It has often been assumed that, with the constant, exponential growth of the world’s population and increasing modernization and industrialization of highly populous countries such as China, demand for oil and petroleum products would continue to rise, along with their price.
However, the fuel efficiency of new cars in the U.S. has risen dramatically since 2008, according to a report by Citigroup entitled “Energy 2020: The Revolution Will Not Be Televised” and will continue to rise, meaning demand for gasoline in the U.S. will be greatly reduced, rather than increased, by 2020. Countries like China, India and Mexico are legislating even more dramatic curbs in fuel use by their automobiles. With the fracking revolution causing a massive increase in America’s natural gas output and a resulting collapse in the price of natural gas (likely to be followed by the same in other parts of the world), the price of oil will have to converge toward that of natural gas, as the technology used in producing cars, trucks, buses, and even locomotive engines is now aimed toward the utilization of LNG.
What is more, there has been a very formidable shift towards the use of solar power all over the world, diminishing the demand for oil even more. The Citigroup report states that the price of solar power has reached parity with residential electricity prices in Germany, Italy, Spain, Portugal, Australia and the southwestern United States, with Japan, Korea and the U.K. soon due to join the group. Quite amazingly, approximately 29% of additional electricity capacity in the U.S. in 2013 was solar, with the price per watt dropping from $6 to just $2.59 over the past four years. Once the technology used in solar battery storage succeeds in producing cheaper batteries that last long enough to satisfy the needs of nighttime usage, a “mass exodus from the grid” is predicted, and there are more than 220 projects ongoing in the U.S. regarding energy storage.

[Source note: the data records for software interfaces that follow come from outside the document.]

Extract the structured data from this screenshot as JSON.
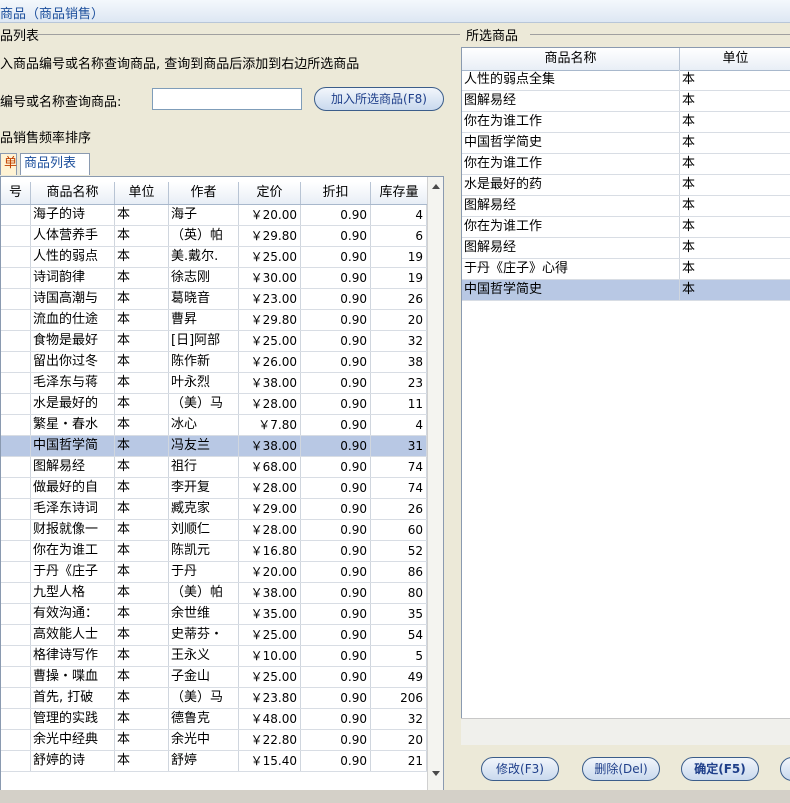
{
  "window": {
    "title": "商品（商品销售）"
  },
  "left_panel": {
    "group_title": "品列表",
    "instruction": "入商品编号或名称查询商品, 查询到商品后添加到右边所选商品",
    "search_label": "编号或名称查询商品:",
    "search_value": "",
    "add_button": "加入所选商品(F8)",
    "sort_title": "品销售频率排序",
    "tabs": [
      "单",
      "商品列表"
    ],
    "columns": [
      "号",
      "商品名称",
      "单位",
      "作者",
      "定价",
      "折扣",
      "库存量"
    ],
    "rows": [
      {
        "id": "",
        "name": "海子的诗",
        "unit": "本",
        "author": "海子",
        "price": "￥20.00",
        "discount": "0.90",
        "stock": "4"
      },
      {
        "id": "",
        "name": "人体营养手",
        "unit": "本",
        "author": "（英）帕",
        "price": "￥29.80",
        "discount": "0.90",
        "stock": "6"
      },
      {
        "id": "",
        "name": "人性的弱点",
        "unit": "本",
        "author": "美.戴尔.",
        "price": "￥25.00",
        "discount": "0.90",
        "stock": "19"
      },
      {
        "id": "",
        "name": "诗词韵律",
        "unit": "本",
        "author": "徐志刚",
        "price": "￥30.00",
        "discount": "0.90",
        "stock": "19"
      },
      {
        "id": "",
        "name": "诗国高潮与",
        "unit": "本",
        "author": "葛晓音",
        "price": "￥23.00",
        "discount": "0.90",
        "stock": "26"
      },
      {
        "id": "",
        "name": "流血的仕途",
        "unit": "本",
        "author": "曹昇",
        "price": "￥29.80",
        "discount": "0.90",
        "stock": "20"
      },
      {
        "id": "",
        "name": "食物是最好",
        "unit": "本",
        "author": "[日]阿部",
        "price": "￥25.00",
        "discount": "0.90",
        "stock": "32"
      },
      {
        "id": "",
        "name": "留出你过冬",
        "unit": "本",
        "author": "陈作新",
        "price": "￥26.00",
        "discount": "0.90",
        "stock": "38"
      },
      {
        "id": "",
        "name": "毛泽东与蒋",
        "unit": "本",
        "author": "叶永烈",
        "price": "￥38.00",
        "discount": "0.90",
        "stock": "23"
      },
      {
        "id": "",
        "name": "水是最好的",
        "unit": "本",
        "author": "（美）马",
        "price": "￥28.00",
        "discount": "0.90",
        "stock": "11"
      },
      {
        "id": "",
        "name": "繁星・春水",
        "unit": "本",
        "author": "冰心",
        "price": "￥7.80",
        "discount": "0.90",
        "stock": "4"
      },
      {
        "id": "",
        "name": "中国哲学简",
        "unit": "本",
        "author": "冯友兰",
        "price": "￥38.00",
        "discount": "0.90",
        "stock": "31",
        "selected": true
      },
      {
        "id": "",
        "name": "图解易经",
        "unit": "本",
        "author": "祖行",
        "price": "￥68.00",
        "discount": "0.90",
        "stock": "74"
      },
      {
        "id": "",
        "name": "做最好的自",
        "unit": "本",
        "author": "李开复",
        "price": "￥28.00",
        "discount": "0.90",
        "stock": "74"
      },
      {
        "id": "",
        "name": "毛泽东诗词",
        "unit": "本",
        "author": "臧克家",
        "price": "￥29.00",
        "discount": "0.90",
        "stock": "26"
      },
      {
        "id": "",
        "name": "财报就像一",
        "unit": "本",
        "author": "刘顺仁",
        "price": "￥28.00",
        "discount": "0.90",
        "stock": "60"
      },
      {
        "id": "",
        "name": "你在为谁工",
        "unit": "本",
        "author": "陈凯元",
        "price": "￥16.80",
        "discount": "0.90",
        "stock": "52"
      },
      {
        "id": "",
        "name": "于丹《庄子",
        "unit": "本",
        "author": "于丹",
        "price": "￥20.00",
        "discount": "0.90",
        "stock": "86"
      },
      {
        "id": "",
        "name": "九型人格",
        "unit": "本",
        "author": "（美）帕",
        "price": "￥38.00",
        "discount": "0.90",
        "stock": "80"
      },
      {
        "id": "",
        "name": "有效沟通：",
        "unit": "本",
        "author": "余世维",
        "price": "￥35.00",
        "discount": "0.90",
        "stock": "35"
      },
      {
        "id": "",
        "name": "高效能人士",
        "unit": "本",
        "author": "史蒂芬・",
        "price": "￥25.00",
        "discount": "0.90",
        "stock": "54"
      },
      {
        "id": "",
        "name": "格律诗写作",
        "unit": "本",
        "author": "王永义",
        "price": "￥10.00",
        "discount": "0.90",
        "stock": "5"
      },
      {
        "id": "",
        "name": "曹操・喋血",
        "unit": "本",
        "author": "子金山",
        "price": "￥25.00",
        "discount": "0.90",
        "stock": "49"
      },
      {
        "id": "",
        "name": "首先, 打破",
        "unit": "本",
        "author": "（美）马",
        "price": "￥23.80",
        "discount": "0.90",
        "stock": "206"
      },
      {
        "id": "",
        "name": "管理的实践",
        "unit": "本",
        "author": "德鲁克",
        "price": "￥48.00",
        "discount": "0.90",
        "stock": "32"
      },
      {
        "id": "",
        "name": "余光中经典",
        "unit": "本",
        "author": "余光中",
        "price": "￥22.80",
        "discount": "0.90",
        "stock": "20"
      },
      {
        "id": "",
        "name": "舒婷的诗",
        "unit": "本",
        "author": "舒婷",
        "price": "￥15.40",
        "discount": "0.90",
        "stock": "21"
      }
    ]
  },
  "right_panel": {
    "group_title": "所选商品",
    "columns": [
      "商品名称",
      "单位"
    ],
    "rows": [
      {
        "name": "人性的弱点全集",
        "unit": "本"
      },
      {
        "name": "图解易经",
        "unit": "本"
      },
      {
        "name": "你在为谁工作",
        "unit": "本"
      },
      {
        "name": "中国哲学简史",
        "unit": "本"
      },
      {
        "name": "你在为谁工作",
        "unit": "本"
      },
      {
        "name": "水是最好的药",
        "unit": "本"
      },
      {
        "name": "图解易经",
        "unit": "本"
      },
      {
        "name": "你在为谁工作",
        "unit": "本"
      },
      {
        "name": "图解易经",
        "unit": "本"
      },
      {
        "name": "于丹《庄子》心得",
        "unit": "本"
      },
      {
        "name": "中国哲学简史",
        "unit": "本",
        "selected": true
      }
    ],
    "buttons": {
      "edit": "修改(F3)",
      "delete": "删除(Del)",
      "confirm": "确定(F5)"
    }
  }
}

Interestingly, there is a study at Harvard attempting to develop batteries that use quinones from rhubarb rather than rare metals, while at USC they are working to reduce the cost to 90% below that of lithium-ion batteries.
There is no going back when it comes to world energy use and the dominance of the big petroleum companies; as the article states, the political issues which have propped up the price of oil have only spurred on the shift toward other sources of energy. See the full article at the Telegraph.co.uk.